### DESCRIPTION OF THE TASK
Copy, from the material below, each line where "down" shows up.

%%

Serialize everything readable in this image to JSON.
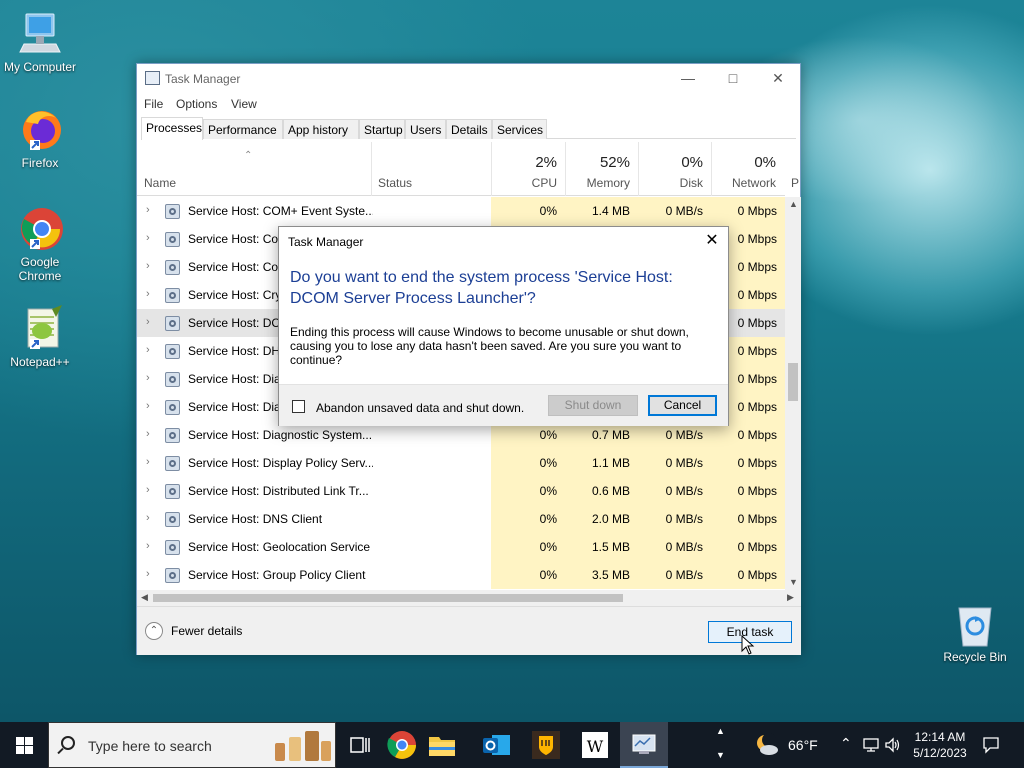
{
  "desktop": {
    "icons": [
      {
        "label": "My Computer"
      },
      {
        "label": "Firefox"
      },
      {
        "label": "Google Chrome"
      },
      {
        "label": "Notepad++"
      },
      {
        "label": "Recycle Bin"
      }
    ]
  },
  "window": {
    "title": "Task Manager",
    "menu": [
      "File",
      "Options",
      "View"
    ],
    "tabs": [
      "Processes",
      "Performance",
      "App history",
      "Startup",
      "Users",
      "Details",
      "Services"
    ],
    "active_tab": "Processes",
    "columns": {
      "name": "Name",
      "status": "Status",
      "cpu": {
        "pct": "2%",
        "label": "CPU"
      },
      "memory": {
        "pct": "52%",
        "label": "Memory"
      },
      "disk": {
        "pct": "0%",
        "label": "Disk"
      },
      "network": {
        "pct": "0%",
        "label": "Network"
      },
      "power_cut": "P"
    },
    "rows": [
      {
        "name": "Service Host: COM+ Event Syste...",
        "cpu": "0%",
        "memory": "1.4 MB",
        "disk": "0 MB/s",
        "network": "0 Mbps"
      },
      {
        "name": "Service Host: Con",
        "cpu": "",
        "memory": "",
        "disk": "",
        "network": "0 Mbps"
      },
      {
        "name": "Service Host: Con",
        "cpu": "",
        "memory": "",
        "disk": "",
        "network": "0 Mbps"
      },
      {
        "name": "Service Host: Cryp",
        "cpu": "",
        "memory": "",
        "disk": "",
        "network": "0 Mbps"
      },
      {
        "name": "Service Host: DCC",
        "cpu": "",
        "memory": "",
        "disk": "",
        "network": "0 Mbps",
        "selected": true
      },
      {
        "name": "Service Host: DHC",
        "cpu": "",
        "memory": "",
        "disk": "",
        "network": "0 Mbps"
      },
      {
        "name": "Service Host: Diag",
        "cpu": "",
        "memory": "",
        "disk": "",
        "network": "0 Mbps"
      },
      {
        "name": "Service Host: Diag",
        "cpu": "",
        "memory": "",
        "disk": "",
        "network": "0 Mbps"
      },
      {
        "name": "Service Host: Diagnostic System...",
        "cpu": "0%",
        "memory": "0.7 MB",
        "disk": "0 MB/s",
        "network": "0 Mbps"
      },
      {
        "name": "Service Host: Display Policy Serv...",
        "cpu": "0%",
        "memory": "1.1 MB",
        "disk": "0 MB/s",
        "network": "0 Mbps"
      },
      {
        "name": "Service Host: Distributed Link Tr...",
        "cpu": "0%",
        "memory": "0.6 MB",
        "disk": "0 MB/s",
        "network": "0 Mbps"
      },
      {
        "name": "Service Host: DNS Client",
        "cpu": "0%",
        "memory": "2.0 MB",
        "disk": "0 MB/s",
        "network": "0 Mbps"
      },
      {
        "name": "Service Host: Geolocation Service",
        "cpu": "0%",
        "memory": "1.5 MB",
        "disk": "0 MB/s",
        "network": "0 Mbps"
      },
      {
        "name": "Service Host: Group Policy Client",
        "cpu": "0%",
        "memory": "3.5 MB",
        "disk": "0 MB/s",
        "network": "0 Mbps"
      }
    ],
    "footer": {
      "fewer_details": "Fewer details",
      "end_task": "End task"
    }
  },
  "dialog": {
    "title": "Task Manager",
    "question": "Do you want to end the system process 'Service Host: DCOM Server Process Launcher'?",
    "message": "Ending this process will cause Windows to become unusable or shut down, causing you to lose any data hasn't been saved. Are you sure you want to continue?",
    "checkbox_label": "Abandon unsaved data and shut down.",
    "checkbox_checked": false,
    "shutdown_label": "Shut down",
    "cancel_label": "Cancel"
  },
  "taskbar": {
    "search_placeholder": "Type here to search",
    "weather": "66°F",
    "time": "12:14 AM",
    "date": "5/12/2023"
  }
}
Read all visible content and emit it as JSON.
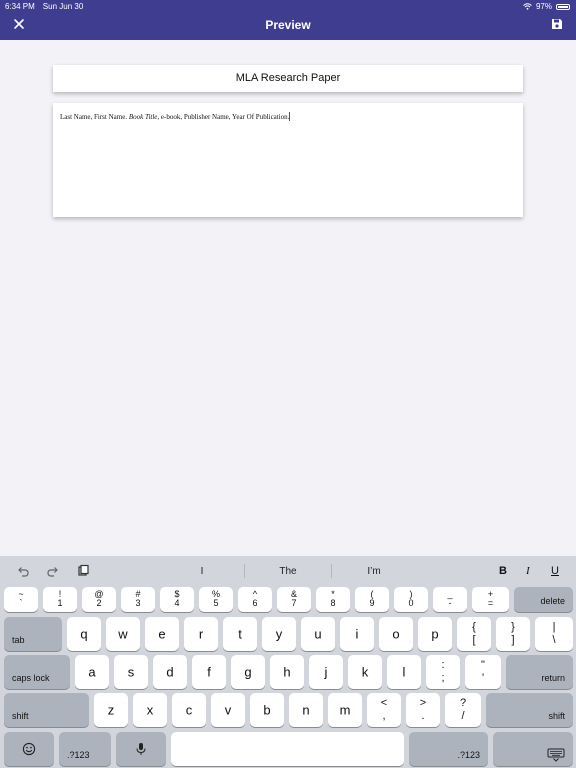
{
  "status_bar": {
    "time": "6:34 PM",
    "date": "Sun Jun 30",
    "battery": "97%"
  },
  "nav": {
    "title": "Preview"
  },
  "document": {
    "title": "MLA Research Paper",
    "citation_pre": "Last Name, First Name. ",
    "citation_italic": "Book Title",
    "citation_post": ", e-book, Publisher Name, Year Of Publication."
  },
  "keyboard": {
    "suggestions": [
      "I",
      "The",
      "I’m"
    ],
    "format": {
      "bold": "B",
      "italic": "I",
      "underline": "U"
    },
    "number_row": [
      {
        "top": "~",
        "bottom": "`"
      },
      {
        "top": "!",
        "bottom": "1"
      },
      {
        "top": "@",
        "bottom": "2"
      },
      {
        "top": "#",
        "bottom": "3"
      },
      {
        "top": "$",
        "bottom": "4"
      },
      {
        "top": "%",
        "bottom": "5"
      },
      {
        "top": "^",
        "bottom": "6"
      },
      {
        "top": "&",
        "bottom": "7"
      },
      {
        "top": "*",
        "bottom": "8"
      },
      {
        "top": "(",
        "bottom": "9"
      },
      {
        "top": ")",
        "bottom": "0"
      },
      {
        "top": "_",
        "bottom": "-"
      },
      {
        "top": "+",
        "bottom": "="
      }
    ],
    "row_q": [
      "q",
      "w",
      "e",
      "r",
      "t",
      "y",
      "u",
      "i",
      "o",
      "p"
    ],
    "row_q_sym": [
      {
        "top": "{",
        "bottom": "["
      },
      {
        "top": "}",
        "bottom": "]"
      },
      {
        "top": "|",
        "bottom": "\\"
      }
    ],
    "row_a": [
      "a",
      "s",
      "d",
      "f",
      "g",
      "h",
      "j",
      "k",
      "l"
    ],
    "row_a_sym": [
      {
        "top": ":",
        "bottom": ";"
      },
      {
        "top": "\"",
        "bottom": "'"
      }
    ],
    "row_z": [
      "z",
      "x",
      "c",
      "v",
      "b",
      "n",
      "m"
    ],
    "row_z_sym": [
      {
        "top": "<",
        "bottom": ","
      },
      {
        "top": ">",
        "bottom": "."
      },
      {
        "top": "?",
        "bottom": "/"
      }
    ],
    "delete": "delete",
    "tab": "tab",
    "caps_lock": "caps lock",
    "return": "return",
    "shift": "shift",
    "numbers": ".?123"
  }
}
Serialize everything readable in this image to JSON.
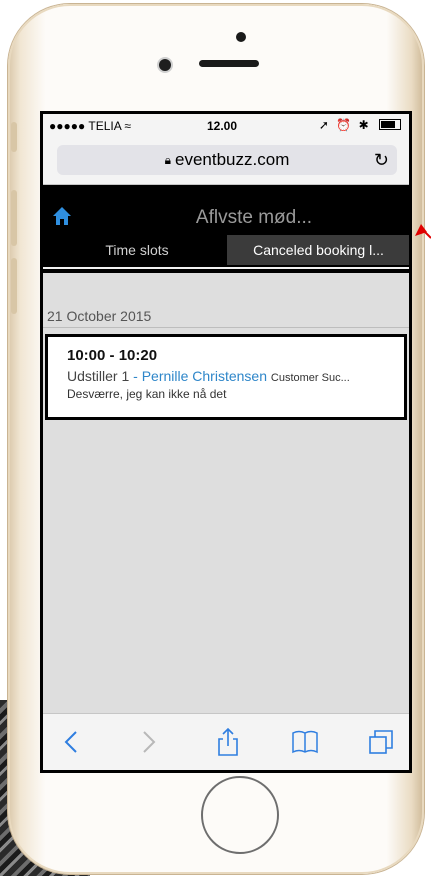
{
  "status_bar": {
    "carrier": "●●●●● TELIA",
    "time": "12.00",
    "right_icons": "➚ ⏰ ✱ ▮"
  },
  "browser": {
    "url": "eventbuzz.com"
  },
  "header": {
    "title": "Aflvste mød..."
  },
  "tabs": [
    {
      "label": "Time slots",
      "active": false
    },
    {
      "label": "Canceled booking l...",
      "active": true
    }
  ],
  "day": {
    "date": "21 October 2015"
  },
  "booking": {
    "time": "10:00 - 10:20",
    "exhibitor": "Udstiller 1",
    "separator": " - ",
    "contact": "Pernille Christensen",
    "role": "Customer Suc...",
    "note": "Desværre, jeg kan ikke nå det"
  },
  "colors": {
    "accent": "#2e86c9",
    "header_bg": "#000000",
    "annotation_arrow": "#e00000"
  },
  "icons": {
    "home": "home-icon",
    "lock": "lock-icon",
    "reload": "reload-icon",
    "back": "back-icon",
    "forward": "forward-icon",
    "share": "share-icon",
    "bookmarks": "bookmarks-icon",
    "tabs": "tabs-icon"
  }
}
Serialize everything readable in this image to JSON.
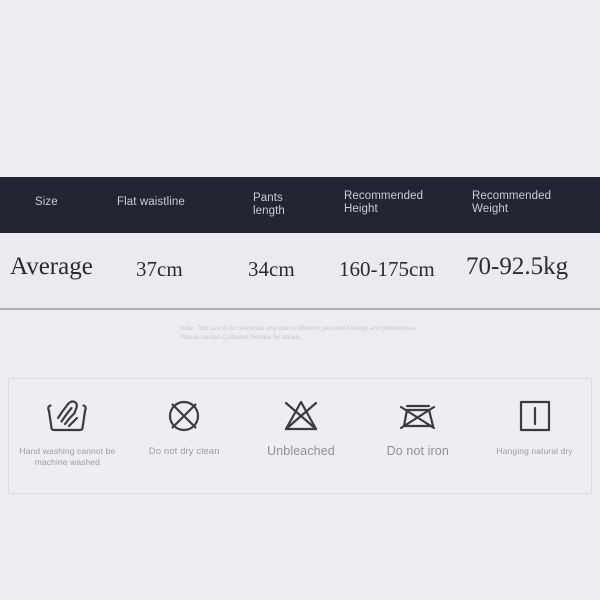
{
  "page": {
    "background_color": "#edecf1",
    "header_band_color": "#232535"
  },
  "size_table": {
    "headers": [
      {
        "label": "Size"
      },
      {
        "label": "Flat waistline"
      },
      {
        "label": "Pants\nlength"
      },
      {
        "label": "Recommended\nHeight"
      },
      {
        "label": "Recommended\nWeight"
      }
    ],
    "rows": [
      {
        "size": "Average",
        "flat_waistline": "37cm",
        "pants_length": "34cm",
        "recommended_height": "160-175cm",
        "recommended_weight": "70-92.5kg"
      }
    ]
  },
  "note": {
    "text": "Note: This size is for reference only due to different personal feelings and preferences. Please contact Customer Service for details."
  },
  "care_instructions": {
    "items": [
      {
        "icon": "hand-wash-icon",
        "label": "Hand washing cannot be\nmachine washed"
      },
      {
        "icon": "do-not-dry-clean-icon",
        "label": "Do not dry clean"
      },
      {
        "icon": "do-not-bleach-icon",
        "label": "Unbleached"
      },
      {
        "icon": "do-not-iron-icon",
        "label": "Do not iron"
      },
      {
        "icon": "hang-dry-icon",
        "label": "Hanging natural dry"
      }
    ]
  }
}
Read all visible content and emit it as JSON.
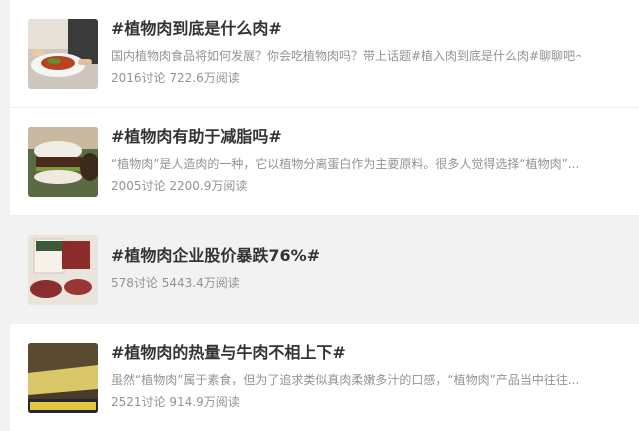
{
  "topics": [
    {
      "title": "#植物肉到底是什么肉#",
      "description": "国内植物肉食品将如何发展？你会吃植物肉吗？带上话题#植入肉到底是什么肉#聊聊吧~",
      "discussions": "2016讨论",
      "reads": "722.6万阅读",
      "thumb_icon": "plant-meat-dish-photo"
    },
    {
      "title": "#植物肉有助于减脂吗#",
      "description": "“植物肉”是人造肉的一种，它以植物分离蛋白作为主要原料。很多人觉得选择“植物肉”...",
      "discussions": "2005讨论",
      "reads": "2200.9万阅读",
      "thumb_icon": "burger-photo"
    },
    {
      "title": "#植物肉企业股价暴跌76%#",
      "description": "",
      "discussions": "578讨论",
      "reads": "5443.4万阅读",
      "thumb_icon": "packaged-patty-photo",
      "thumb_text": "BEYOND MEAT"
    },
    {
      "title": "#植物肉的热量与牛肉不相上下#",
      "description": "虽然“植物肉”属于素食，但为了追求类似真肉柔嫩多汁的口感，“植物肉”产品当中往往...",
      "discussions": "2521讨论",
      "reads": "914.9万阅读",
      "thumb_icon": "video-frame-photo",
      "thumb_text": "的热量与牛肉不相"
    }
  ],
  "colors": {
    "title": "#333333",
    "meta": "#939393",
    "highlight_row": "#f2f2f2"
  }
}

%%

### TASK SOLUTION
    "message": "Ending this process will cause Windows to become unusable or shut down, causing you to lose any data hasn't been saved. Are you sure you want to continue?",
    "checkbox_label": "Abandon unsaved data and shut down.",
    "shutdown_label": "Shut down",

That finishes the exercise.